The Method `UpdatePosition()` updates the position of the rectangle of the sprite and the rectangle of the bounding box for the next `Update()`.

Currently it only supports aligned rectangles, because it depends on the coordinate grid being aligned with the rectangles as well as the `Rectangle` struct not supporting rotation.

I would try to extend the `Rectangle` struct to include a rotation, but I have no idea how to do that.

I’ve heard there’s an extension library, I’m not sure if that might have my solution.

I’m pretty bad at vectors so I would appreciate any help. (Also why are rotated rectangles not built in? )

Intersection with a rotated rectangle is a different beast. There are probably many ways to solve this (I recommend you google around), but I think you can solve this with polygon collision tests. If you divide your bounding box into two triangles, which are then comprised of three line segments, you can test if any of those line segments intersect the line segments of the bounding box you’re checking against. I think you not only have to test intersection, but containment of the points too (since no segments could intersect as they would all be inside one of the bounding boxes).

To test if any given point inside a polygon, I believe you consider a line segment from some outside point (ie, -9999, -9999, assuming that’s outside your world) and count the intersections of the destination polygon. If there’s an odd number of intersections, the point is inside. If there’s an even number of intersections the point is outside. I think that requires a convex hull but I’m not actually sure, it’s been a while.

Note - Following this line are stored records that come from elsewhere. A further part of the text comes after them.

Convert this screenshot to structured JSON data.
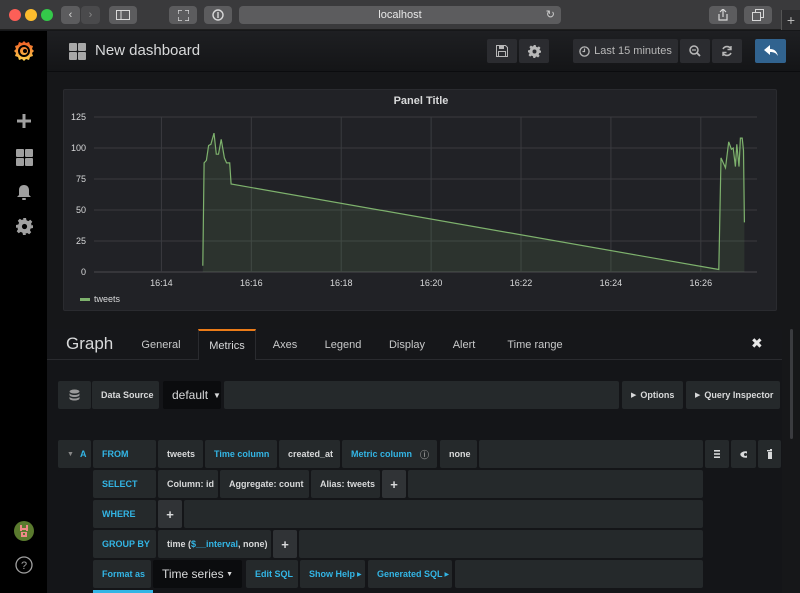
{
  "browser": {
    "url": "localhost",
    "traffic_colors": {
      "close": "#fc5f57",
      "minimize": "#fdbc2e",
      "maximize": "#34c84a"
    }
  },
  "sidebar": {
    "logo": "grafana-logo-icon",
    "items": [
      {
        "name": "create",
        "icon": "plus-icon"
      },
      {
        "name": "dashboards",
        "icon": "grid-icon"
      },
      {
        "name": "alerting",
        "icon": "bell-icon"
      },
      {
        "name": "configuration",
        "icon": "gear-icon"
      }
    ],
    "bottom": [
      {
        "name": "profile",
        "icon": "avatar-icon"
      },
      {
        "name": "help",
        "icon": "help-icon",
        "glyph": "?"
      }
    ]
  },
  "navbar": {
    "title": "New dashboard",
    "time_range": "Last 15 minutes",
    "accent": "#31638f"
  },
  "panel": {
    "title": "Panel Title",
    "legend": [
      {
        "name": "tweets",
        "color": "#7eb26d"
      }
    ]
  },
  "chart_data": {
    "type": "area",
    "title": "Panel Title",
    "xlabel": "",
    "ylabel": "",
    "x_ticks": [
      "16:14",
      "16:16",
      "16:18",
      "16:20",
      "16:22",
      "16:24",
      "16:26"
    ],
    "y_ticks": [
      0,
      25,
      50,
      75,
      100,
      125
    ],
    "ylim": [
      0,
      125
    ],
    "xlim_minutes": [
      12.5,
      27.25
    ],
    "grid": true,
    "legend_position": "bottom-left",
    "series": [
      {
        "name": "tweets",
        "color": "#7eb26d",
        "points_minutes_after_16h": [
          [
            14.92,
            5
          ],
          [
            14.95,
            88
          ],
          [
            15.0,
            90
          ],
          [
            15.05,
            102
          ],
          [
            15.1,
            103
          ],
          [
            15.17,
            112
          ],
          [
            15.22,
            95
          ],
          [
            15.27,
            95
          ],
          [
            15.33,
            107
          ],
          [
            15.4,
            92
          ],
          [
            15.45,
            88
          ],
          [
            15.52,
            88
          ],
          [
            15.55,
            71
          ],
          [
            26.4,
            2
          ],
          [
            26.45,
            92
          ],
          [
            26.55,
            84
          ],
          [
            26.62,
            105
          ],
          [
            26.68,
            99
          ],
          [
            26.72,
            100
          ],
          [
            26.77,
            85
          ],
          [
            26.8,
            103
          ],
          [
            26.85,
            85
          ],
          [
            26.88,
            108
          ],
          [
            26.92,
            108
          ],
          [
            26.95,
            98
          ],
          [
            26.97,
            40
          ]
        ]
      }
    ]
  },
  "editor": {
    "title": "Graph",
    "tabs": [
      "General",
      "Metrics",
      "Axes",
      "Legend",
      "Display",
      "Alert",
      "Time range"
    ],
    "active_tab": "Metrics",
    "datasource_label": "Data Source",
    "datasource_value": "default",
    "options_label": "Options",
    "query_inspector_label": "Query Inspector",
    "query": {
      "ref": "A",
      "from_label": "FROM",
      "table": "tweets",
      "time_column_label": "Time column",
      "time_column": "created_at",
      "metric_column_label": "Metric column",
      "metric_column": "none",
      "select_label": "SELECT",
      "select_items": [
        "Column: id",
        "Aggregate: count",
        "Alias: tweets"
      ],
      "where_label": "WHERE",
      "group_by_label": "GROUP BY",
      "group_by_prefix": "time (",
      "group_by_var": "$__interval",
      "group_by_suffix": ", none)",
      "format_as_label": "Format as",
      "format_as_value": "Time series",
      "edit_sql_label": "Edit SQL",
      "show_help_label": "Show Help",
      "generated_sql_label": "Generated SQL",
      "plus": "+"
    }
  }
}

You can probably find the equation for line intersection on the interwebs but if not, it’s easy to derive.

The equation of a line is `[x, y] = [x0, y0] + [Dx, Dy] * t`, where `[x, y]` is the resulting point on the line, `[x0, y0]` is the starting point of the line, `[Dx, Dy]` is the x and y components of the line’s direction, and `t` is a value that denotes where you are on the line. For example, if you have a vector between `A` and `B`, you can calculate that as `B - A` (you can just do this with MonoGame Vec2). You can then normalize that vector to get the direction. With the starting point being `A`, if you use the line equation with `t = 0` you will get point A. If you do it with `t = 1` you will get point B. If you use `t = 2` you will get a line that is twice as long as the original line.

Now consider two vectors, one between A and B (B - A, or BA, normalized to BAn) and one between C and D (D - C, or DC, normalized to DCn). You can test to see if they intersect by setting their two line equations equal to each other… `[Ax, Ay] + [BAnx, BAny] * t = [Cx, Cy] + [DCnx, DCny] * s` (where s is just the scale variable, like t, for the second line).

This equation either has a solution, which is the intersection point, or no solution because the lines are parallel. I’ll let you work on the math for that since learning about vectors is pretty important if you want to do this kind of stuff Last thing of note is that this calculation for collision is more computationally complex than the AABB collision test (bounding box) that you’re doing above. This means you probably want to do a two-stage collision test. A simple test to see if your objects are even in the ballpark of each other, then a more complex test to see if they are actually colliding. For a simple test, you can use the bounding box test you’re already doing, where the bounding box will be the minimal rectangle that contains your hit polygons, or you can use a bounding circle method, with a minimal circle that contains your polygons.

That was a big information dump! Give it a go. Also, that’s just how I would solve it right now based on the things I know. It’s definitely worth googling around. Maybe there’s a simpler method, or someone has already packaged this up into a library that you can use (though I still recommend taking the time to learn it).

I hope that helps! Good luck 1 Like